Data to use section start

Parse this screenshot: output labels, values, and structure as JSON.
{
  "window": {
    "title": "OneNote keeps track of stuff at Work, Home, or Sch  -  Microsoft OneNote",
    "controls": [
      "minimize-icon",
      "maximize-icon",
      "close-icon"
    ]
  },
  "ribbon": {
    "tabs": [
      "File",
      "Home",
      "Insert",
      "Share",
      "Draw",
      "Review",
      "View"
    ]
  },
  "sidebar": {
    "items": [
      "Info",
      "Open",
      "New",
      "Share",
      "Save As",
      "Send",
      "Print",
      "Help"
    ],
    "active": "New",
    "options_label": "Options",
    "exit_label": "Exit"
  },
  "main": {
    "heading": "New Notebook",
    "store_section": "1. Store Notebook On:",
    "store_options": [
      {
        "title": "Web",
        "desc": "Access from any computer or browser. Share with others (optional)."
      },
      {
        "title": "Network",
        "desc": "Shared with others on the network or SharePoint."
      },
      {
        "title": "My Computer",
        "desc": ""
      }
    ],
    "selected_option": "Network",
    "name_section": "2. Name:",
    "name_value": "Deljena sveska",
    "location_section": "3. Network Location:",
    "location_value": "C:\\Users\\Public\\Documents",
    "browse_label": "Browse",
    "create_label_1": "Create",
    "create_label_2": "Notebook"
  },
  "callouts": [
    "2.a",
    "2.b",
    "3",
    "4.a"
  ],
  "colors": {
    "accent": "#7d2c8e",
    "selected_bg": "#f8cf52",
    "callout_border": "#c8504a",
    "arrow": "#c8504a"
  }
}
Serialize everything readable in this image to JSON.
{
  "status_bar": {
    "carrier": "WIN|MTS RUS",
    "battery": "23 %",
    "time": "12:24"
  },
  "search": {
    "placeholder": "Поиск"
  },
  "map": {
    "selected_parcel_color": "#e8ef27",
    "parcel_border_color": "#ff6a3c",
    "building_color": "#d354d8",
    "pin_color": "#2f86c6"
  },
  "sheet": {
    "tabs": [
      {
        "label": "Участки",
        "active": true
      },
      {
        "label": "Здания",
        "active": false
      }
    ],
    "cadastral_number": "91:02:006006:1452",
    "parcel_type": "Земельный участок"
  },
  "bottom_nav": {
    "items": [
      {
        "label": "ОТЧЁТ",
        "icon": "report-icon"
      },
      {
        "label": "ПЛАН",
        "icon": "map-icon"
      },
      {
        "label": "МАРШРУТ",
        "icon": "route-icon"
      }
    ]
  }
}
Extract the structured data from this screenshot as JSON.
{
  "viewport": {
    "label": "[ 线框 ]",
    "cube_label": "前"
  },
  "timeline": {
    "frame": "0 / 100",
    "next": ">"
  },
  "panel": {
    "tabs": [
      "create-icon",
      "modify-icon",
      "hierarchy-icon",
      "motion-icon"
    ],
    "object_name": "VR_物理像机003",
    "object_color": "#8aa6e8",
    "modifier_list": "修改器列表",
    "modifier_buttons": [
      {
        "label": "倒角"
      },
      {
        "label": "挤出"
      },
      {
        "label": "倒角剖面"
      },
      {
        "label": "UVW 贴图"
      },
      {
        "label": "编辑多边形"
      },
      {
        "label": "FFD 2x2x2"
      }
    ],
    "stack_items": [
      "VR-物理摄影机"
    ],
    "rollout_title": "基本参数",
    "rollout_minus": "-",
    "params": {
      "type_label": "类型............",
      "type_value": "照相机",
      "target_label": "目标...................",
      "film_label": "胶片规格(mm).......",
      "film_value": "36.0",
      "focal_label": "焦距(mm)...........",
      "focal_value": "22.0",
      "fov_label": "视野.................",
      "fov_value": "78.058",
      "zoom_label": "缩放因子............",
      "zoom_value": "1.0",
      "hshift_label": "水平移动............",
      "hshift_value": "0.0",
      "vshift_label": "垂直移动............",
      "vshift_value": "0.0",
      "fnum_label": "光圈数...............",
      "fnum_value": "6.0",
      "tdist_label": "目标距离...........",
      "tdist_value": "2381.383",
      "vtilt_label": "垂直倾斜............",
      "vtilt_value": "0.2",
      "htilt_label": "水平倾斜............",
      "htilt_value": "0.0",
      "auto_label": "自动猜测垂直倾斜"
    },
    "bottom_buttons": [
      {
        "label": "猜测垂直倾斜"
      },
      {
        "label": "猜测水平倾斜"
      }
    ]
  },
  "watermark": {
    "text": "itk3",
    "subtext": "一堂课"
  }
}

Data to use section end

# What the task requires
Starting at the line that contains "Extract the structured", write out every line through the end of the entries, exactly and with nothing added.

# Answer area
Extract the structured data from this screenshot as JSON.
{
  "viewport": {
    "label": "[ 线框 ]",
    "cube_label": "前"
  },
  "timeline": {
    "frame": "0 / 100",
    "next": ">"
  },
  "panel": {
    "tabs": [
      "create-icon",
      "modify-icon",
      "hierarchy-icon",
      "motion-icon"
    ],
    "object_name": "VR_物理像机003",
    "object_color": "#8aa6e8",
    "modifier_list": "修改器列表",
    "modifier_buttons": [
      {
        "label": "倒角"
      },
      {
        "label": "挤出"
      },
      {
        "label": "倒角剖面"
      },
      {
        "label": "UVW 贴图"
      },
      {
        "label": "编辑多边形"
      },
      {
        "label": "FFD 2x2x2"
      }
    ],
    "stack_items": [
      "VR-物理摄影机"
    ],
    "rollout_title": "基本参数",
    "rollout_minus": "-",
    "params": {
      "type_label": "类型............",
      "type_value": "照相机",
      "target_label": "目标...................",
      "film_label": "胶片规格(mm).......",
      "film_value": "36.0",
      "focal_label": "焦距(mm)...........",
      "focal_value": "22.0",
      "fov_label": "视野.................",
      "fov_value": "78.058",
      "zoom_label": "缩放因子............",
      "zoom_value": "1.0",
      "hshift_label": "水平移动............",
      "hshift_value": "0.0",
      "vshift_label": "垂直移动............",
      "vshift_value": "0.0",
      "fnum_label": "光圈数...............",
      "fnum_value": "6.0",
      "tdist_label": "目标距离...........",
      "tdist_value": "2381.383",
      "vtilt_label": "垂直倾斜............",
      "vtilt_value": "0.2",
      "htilt_label": "水平倾斜............",
      "htilt_value": "0.0",
      "auto_label": "自动猜测垂直倾斜"
    },
    "bottom_buttons": [
      {
        "label": "猜测垂直倾斜"
      },
      {
        "label": "猜测水平倾斜"
      }
    ]
  },
  "watermark": {
    "text": "itk3",
    "subtext": "一堂课"
  }
}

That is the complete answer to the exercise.